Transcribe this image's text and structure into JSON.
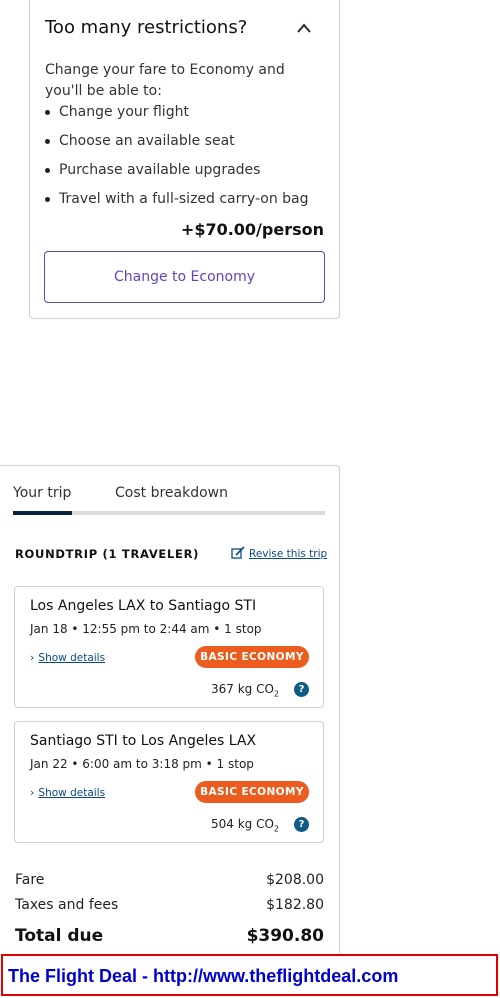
{
  "restrictions": {
    "title": "Too many restrictions?",
    "intro": "Change your fare to Economy and you'll be able to:",
    "benefits": [
      "Change your flight",
      "Choose an available seat",
      "Purchase available upgrades",
      "Travel with a full-sized carry-on bag"
    ],
    "price": "+$70.00/person",
    "button_label": "Change to Economy",
    "collapse_icon": "chevron-up-icon"
  },
  "trip": {
    "tabs": [
      {
        "label": "Your trip",
        "active": true
      },
      {
        "label": "Cost breakdown",
        "active": false
      }
    ],
    "summary_label": "ROUNDTRIP (1 TRAVELER)",
    "revise_label": "Revise this trip",
    "segments": [
      {
        "route": "Los Angeles LAX to Santiago STI",
        "times": "Jan 18 • 12:55 pm to 2:44 am • 1 stop",
        "details_label": "Show details",
        "fare_badge": "BASIC ECONOMY",
        "co2_value": "367 kg CO",
        "co2_sub": "2"
      },
      {
        "route": "Santiago STI to Los Angeles LAX",
        "times": "Jan 22 • 6:00 am to 3:18 pm • 1 stop",
        "details_label": "Show details",
        "fare_badge": "BASIC ECONOMY",
        "co2_value": "504 kg CO",
        "co2_sub": "2"
      }
    ],
    "costs": {
      "fare_label": "Fare",
      "fare_amount": "$208.00",
      "taxes_label": "Taxes and fees",
      "taxes_amount": "$182.80",
      "total_label": "Total due",
      "total_amount": "$390.80"
    }
  },
  "banner": {
    "text": "The Flight Deal - http://www.theflightdeal.com"
  },
  "colors": {
    "accent": "#6244bb",
    "badge": "#eb5c1e",
    "link": "#0a4a86",
    "tab_indicator": "#0c2340",
    "banner_border": "#e00000",
    "banner_text": "#0000cc"
  }
}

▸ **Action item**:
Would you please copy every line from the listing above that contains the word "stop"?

▸ **Answer to the exercise**:
        "times": "Jan 18 • 12:55 pm to 2:44 am • 1 stop",
        "times": "Jan 22 • 6:00 am to 3:18 pm • 1 stop",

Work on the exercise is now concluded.